What is a Slot?

A slot is a place or position in which something may fit. The word is also used for an assigned time to take off or land an aircraft, as authorized by airports and air-traffic control. A slot is also a narrow opening between the primaries of certain birds, which helps maintain a flow of air over their wings during flight. It can also refer to a specific area in the front of an opponent’s goal, affording a vantage point for an attacking player.

In sports, a slot cornerback is a smaller player who can cover the slot on the defense’s deep routes. These players can help stretch the defense vertically and use their speed to get open for big plays. In the NFL, slot corners are often used by teams to make opposing quarterbacks uncomfortable. They’re effective against both traditional crossing routes and short outs, as well as quick out patterns.

The term “slot” is also commonly used to describe a particular type of gambling machine. These machines are popular in casinos, racetracks, and other gambling venues. They have a distinctive design that makes them stand out from other types of gaming devices, such as poker tables and blackjack games. In addition, slot machines have a relatively low house edge and are easy to learn how to play.

A pay table is a chart that shows how much a player can win for landing matching symbols on a payline. It can be found on the screen of a slot machine and is usually displayed in bright colors. A slot pay table can also include information about bonus features.

Before microprocessors became commonplace, slot manufacturers weighted each symbol differently on the reels, so they were more or less likely to appear in a winning combination. Now, a symbol is typically programmed to appear on every spin and can appear on multiple reels simultaneously.

This can lead to players misjudging their chances of hitting a winning combination, which is why it’s so important to understand how to read a slot pay table. Besides showing how much you can win, a pay table can also display the minimum and maximum bet amounts, the return to player (RTP) rate, and other important details about the slot game.

While many people believe that there are strategies they can employ to improve their odds of winning at slots, the truth is that most of these tactics don’t work. Rather than increasing their chances of winning, these strategies often lead to overspending and more frequent losses.

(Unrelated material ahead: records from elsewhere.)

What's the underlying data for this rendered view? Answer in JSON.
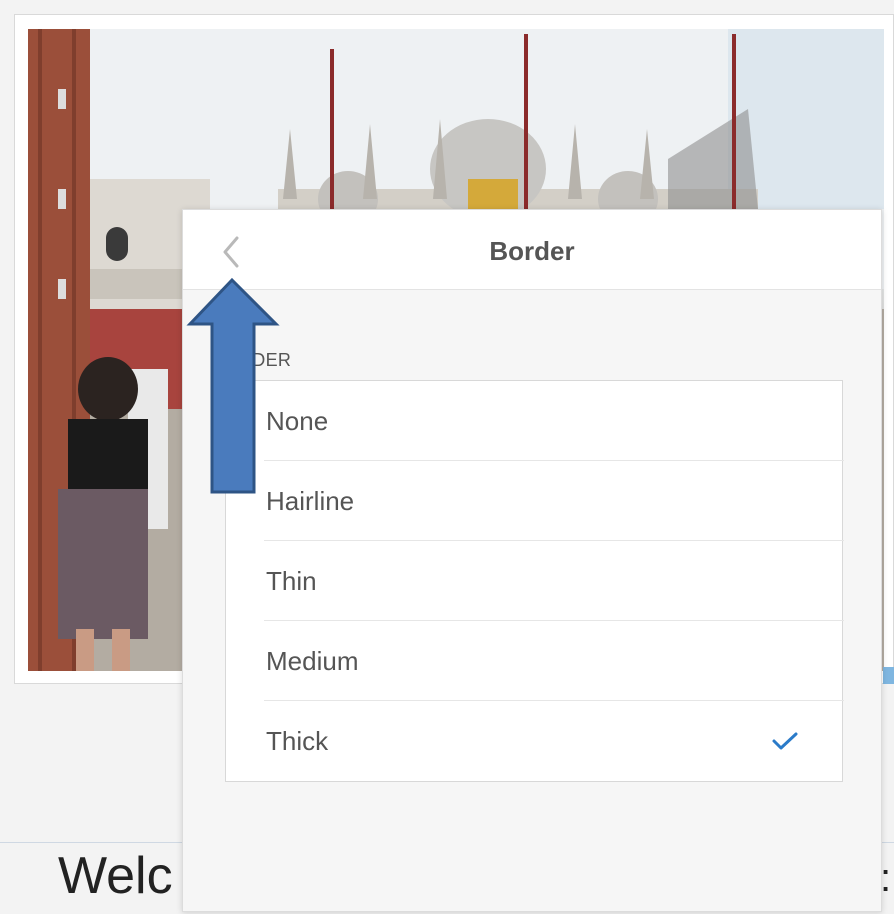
{
  "document": {
    "heading_visible": "Welc",
    "heading_tail_visible": ":"
  },
  "panel": {
    "title": "Border",
    "back_icon": "chevron-left-icon",
    "section_label": "RDER",
    "options": [
      {
        "label": "None",
        "selected": false
      },
      {
        "label": "Hairline",
        "selected": false
      },
      {
        "label": "Thin",
        "selected": false
      },
      {
        "label": "Medium",
        "selected": false
      },
      {
        "label": "Thick",
        "selected": true
      }
    ],
    "check_icon": "checkmark-icon"
  },
  "colors": {
    "accent": "#2b7bc9",
    "annotation_arrow_fill": "#4a7bbd",
    "annotation_arrow_stroke": "#2e5485"
  }
}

In fact, researchers have found that people who spend more money on video slots reach a debilitating level of involvement with gambling three times faster than those who play other casino games. As a result, it’s important for slot players to understand the risks of gambling addiction and how to avoid it.